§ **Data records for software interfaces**

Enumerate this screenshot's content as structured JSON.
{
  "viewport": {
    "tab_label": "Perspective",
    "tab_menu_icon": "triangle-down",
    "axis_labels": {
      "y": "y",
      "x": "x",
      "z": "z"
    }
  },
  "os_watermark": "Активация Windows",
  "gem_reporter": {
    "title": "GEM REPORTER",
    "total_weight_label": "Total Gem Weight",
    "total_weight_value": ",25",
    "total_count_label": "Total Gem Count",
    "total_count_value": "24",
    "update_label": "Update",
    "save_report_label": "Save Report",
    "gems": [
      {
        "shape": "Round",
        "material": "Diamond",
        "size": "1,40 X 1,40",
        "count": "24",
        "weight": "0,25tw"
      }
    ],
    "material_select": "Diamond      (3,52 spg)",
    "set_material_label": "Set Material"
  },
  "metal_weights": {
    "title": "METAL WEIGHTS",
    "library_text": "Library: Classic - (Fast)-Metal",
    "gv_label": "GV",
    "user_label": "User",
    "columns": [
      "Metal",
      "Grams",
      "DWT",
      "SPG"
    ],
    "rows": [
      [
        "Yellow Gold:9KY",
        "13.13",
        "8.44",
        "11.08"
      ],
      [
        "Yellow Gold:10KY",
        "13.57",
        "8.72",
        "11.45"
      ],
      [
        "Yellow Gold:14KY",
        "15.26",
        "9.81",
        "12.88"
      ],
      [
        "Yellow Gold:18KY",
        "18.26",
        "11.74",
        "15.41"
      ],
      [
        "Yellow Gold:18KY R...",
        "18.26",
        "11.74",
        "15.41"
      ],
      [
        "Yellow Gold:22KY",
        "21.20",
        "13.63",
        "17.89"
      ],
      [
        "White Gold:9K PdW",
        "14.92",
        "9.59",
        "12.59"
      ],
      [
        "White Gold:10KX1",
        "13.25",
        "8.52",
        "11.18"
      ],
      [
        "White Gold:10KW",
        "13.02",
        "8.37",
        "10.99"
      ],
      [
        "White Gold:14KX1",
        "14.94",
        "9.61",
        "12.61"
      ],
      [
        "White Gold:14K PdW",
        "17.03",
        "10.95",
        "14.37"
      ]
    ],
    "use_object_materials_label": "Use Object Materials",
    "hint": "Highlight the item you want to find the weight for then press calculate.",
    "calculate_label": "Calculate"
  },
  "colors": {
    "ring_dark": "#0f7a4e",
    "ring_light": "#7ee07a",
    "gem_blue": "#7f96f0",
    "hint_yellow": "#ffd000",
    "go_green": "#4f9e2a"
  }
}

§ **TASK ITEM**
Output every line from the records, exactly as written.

§ **EXERCISE OUTPUT**
Enumerate this screenshot's content as structured JSON.
{
  "viewport": {
    "tab_label": "Perspective",
    "tab_menu_icon": "triangle-down",
    "axis_labels": {
      "y": "y",
      "x": "x",
      "z": "z"
    }
  },
  "os_watermark": "Активация Windows",
  "gem_reporter": {
    "title": "GEM REPORTER",
    "total_weight_label": "Total Gem Weight",
    "total_weight_value": ",25",
    "total_count_label": "Total Gem Count",
    "total_count_value": "24",
    "update_label": "Update",
    "save_report_label": "Save Report",
    "gems": [
      {
        "shape": "Round",
        "material": "Diamond",
        "size": "1,40 X 1,40",
        "count": "24",
        "weight": "0,25tw"
      }
    ],
    "material_select": "Diamond      (3,52 spg)",
    "set_material_label": "Set Material"
  },
  "metal_weights": {
    "title": "METAL WEIGHTS",
    "library_text": "Library: Classic - (Fast)-Metal",
    "gv_label": "GV",
    "user_label": "User",
    "columns": [
      "Metal",
      "Grams",
      "DWT",
      "SPG"
    ],
    "rows": [
      [
        "Yellow Gold:9KY",
        "13.13",
        "8.44",
        "11.08"
      ],
      [
        "Yellow Gold:10KY",
        "13.57",
        "8.72",
        "11.45"
      ],
      [
        "Yellow Gold:14KY",
        "15.26",
        "9.81",
        "12.88"
      ],
      [
        "Yellow Gold:18KY",
        "18.26",
        "11.74",
        "15.41"
      ],
      [
        "Yellow Gold:18KY R...",
        "18.26",
        "11.74",
        "15.41"
      ],
      [
        "Yellow Gold:22KY",
        "21.20",
        "13.63",
        "17.89"
      ],
      [
        "White Gold:9K PdW",
        "14.92",
        "9.59",
        "12.59"
      ],
      [
        "White Gold:10KX1",
        "13.25",
        "8.52",
        "11.18"
      ],
      [
        "White Gold:10KW",
        "13.02",
        "8.37",
        "10.99"
      ],
      [
        "White Gold:14KX1",
        "14.94",
        "9.61",
        "12.61"
      ],
      [
        "White Gold:14K PdW",
        "17.03",
        "10.95",
        "14.37"
      ]
    ],
    "use_object_materials_label": "Use Object Materials",
    "hint": "Highlight the item you want to find the weight for then press calculate.",
    "calculate_label": "Calculate"
  },
  "colors": {
    "ring_dark": "#0f7a4e",
    "ring_light": "#7ee07a",
    "gem_blue": "#7f96f0",
    "hint_yellow": "#ffd000",
    "go_green": "#4f9e2a"
  }
}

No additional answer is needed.